§ **Description of the task**
Any picture in the data below should be skipped, while every line is repeated exactly.

§ **Excerpts from an interface dataset**

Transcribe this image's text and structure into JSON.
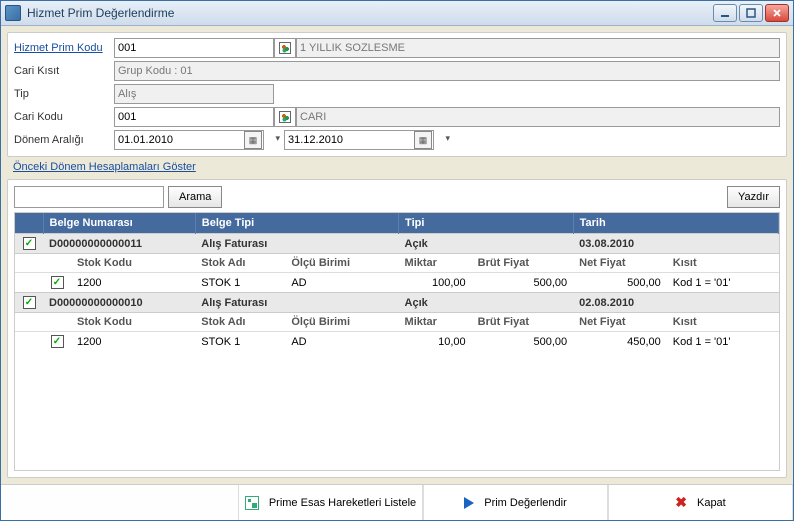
{
  "window": {
    "title": "Hizmet Prim Değerlendirme"
  },
  "form": {
    "label_hizmet_prim_kodu": "Hizmet Prim Kodu",
    "hizmet_prim_kodu": "001",
    "hizmet_prim_kodu_desc": "1 YILLIK SOZLESME",
    "label_cari_kisit": "Cari Kısıt",
    "cari_kisit": "Grup Kodu : 01",
    "label_tip": "Tip",
    "tip": "Alış",
    "label_cari_kodu": "Cari Kodu",
    "cari_kodu": "001",
    "cari_kodu_desc": "CARI",
    "label_donem": "Dönem Aralığı",
    "donem_start": "01.01.2010",
    "donem_end": "31.12.2010",
    "prev_link": "Önceki Dönem Hesaplamaları Göster"
  },
  "search": {
    "value": "",
    "placeholder": "",
    "btn": "Arama",
    "print": "Yazdır"
  },
  "headers": {
    "chk": "",
    "belge_no": "Belge Numarası",
    "belge_tipi": "Belge Tipi",
    "tipi": "Tipi",
    "tarih": "Tarih"
  },
  "subheaders": {
    "stok_kodu": "Stok Kodu",
    "stok_adi": "Stok Adı",
    "olcu": "Ölçü Birimi",
    "miktar": "Miktar",
    "brut": "Brüt Fiyat",
    "net": "Net Fiyat",
    "kisit": "Kısıt"
  },
  "groups": [
    {
      "checked": true,
      "belge_no": "D00000000000011",
      "belge_tipi": "Alış Faturası",
      "tipi": "Açık",
      "tarih": "03.08.2010",
      "lines": [
        {
          "checked": true,
          "stok_kodu": "1200",
          "stok_adi": "STOK 1",
          "olcu": "AD",
          "miktar": "100,00",
          "brut": "500,00",
          "net": "500,00",
          "kisit": "Kod 1 = '01'"
        }
      ]
    },
    {
      "checked": true,
      "belge_no": "D00000000000010",
      "belge_tipi": "Alış Faturası",
      "tipi": "Açık",
      "tarih": "02.08.2010",
      "lines": [
        {
          "checked": true,
          "stok_kodu": "1200",
          "stok_adi": "STOK 1",
          "olcu": "AD",
          "miktar": "10,00",
          "brut": "500,00",
          "net": "450,00",
          "kisit": "Kod 1 = '01'"
        }
      ]
    }
  ],
  "bottom": {
    "listele": "Prime Esas Hareketleri Listele",
    "degerlendir": "Prim Değerlendir",
    "kapat": "Kapat"
  }
}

§ **Response for this exercise**
Transcribe this image's text and structure into JSON.
{
  "window": {
    "title": "Hizmet Prim Değerlendirme"
  },
  "form": {
    "label_hizmet_prim_kodu": "Hizmet Prim Kodu",
    "hizmet_prim_kodu": "001",
    "hizmet_prim_kodu_desc": "1 YILLIK SOZLESME",
    "label_cari_kisit": "Cari Kısıt",
    "cari_kisit": "Grup Kodu : 01",
    "label_tip": "Tip",
    "tip": "Alış",
    "label_cari_kodu": "Cari Kodu",
    "cari_kodu": "001",
    "cari_kodu_desc": "CARI",
    "label_donem": "Dönem Aralığı",
    "donem_start": "01.01.2010",
    "donem_end": "31.12.2010",
    "prev_link": "Önceki Dönem Hesaplamaları Göster"
  },
  "search": {
    "value": "",
    "placeholder": "",
    "btn": "Arama",
    "print": "Yazdır"
  },
  "headers": {
    "chk": "",
    "belge_no": "Belge Numarası",
    "belge_tipi": "Belge Tipi",
    "tipi": "Tipi",
    "tarih": "Tarih"
  },
  "subheaders": {
    "stok_kodu": "Stok Kodu",
    "stok_adi": "Stok Adı",
    "olcu": "Ölçü Birimi",
    "miktar": "Miktar",
    "brut": "Brüt Fiyat",
    "net": "Net Fiyat",
    "kisit": "Kısıt"
  },
  "groups": [
    {
      "checked": true,
      "belge_no": "D00000000000011",
      "belge_tipi": "Alış Faturası",
      "tipi": "Açık",
      "tarih": "03.08.2010",
      "lines": [
        {
          "checked": true,
          "stok_kodu": "1200",
          "stok_adi": "STOK 1",
          "olcu": "AD",
          "miktar": "100,00",
          "brut": "500,00",
          "net": "500,00",
          "kisit": "Kod 1 = '01'"
        }
      ]
    },
    {
      "checked": true,
      "belge_no": "D00000000000010",
      "belge_tipi": "Alış Faturası",
      "tipi": "Açık",
      "tarih": "02.08.2010",
      "lines": [
        {
          "checked": true,
          "stok_kodu": "1200",
          "stok_adi": "STOK 1",
          "olcu": "AD",
          "miktar": "10,00",
          "brut": "500,00",
          "net": "450,00",
          "kisit": "Kod 1 = '01'"
        }
      ]
    }
  ],
  "bottom": {
    "listele": "Prime Esas Hareketleri Listele",
    "degerlendir": "Prim Değerlendir",
    "kapat": "Kapat"
  }
}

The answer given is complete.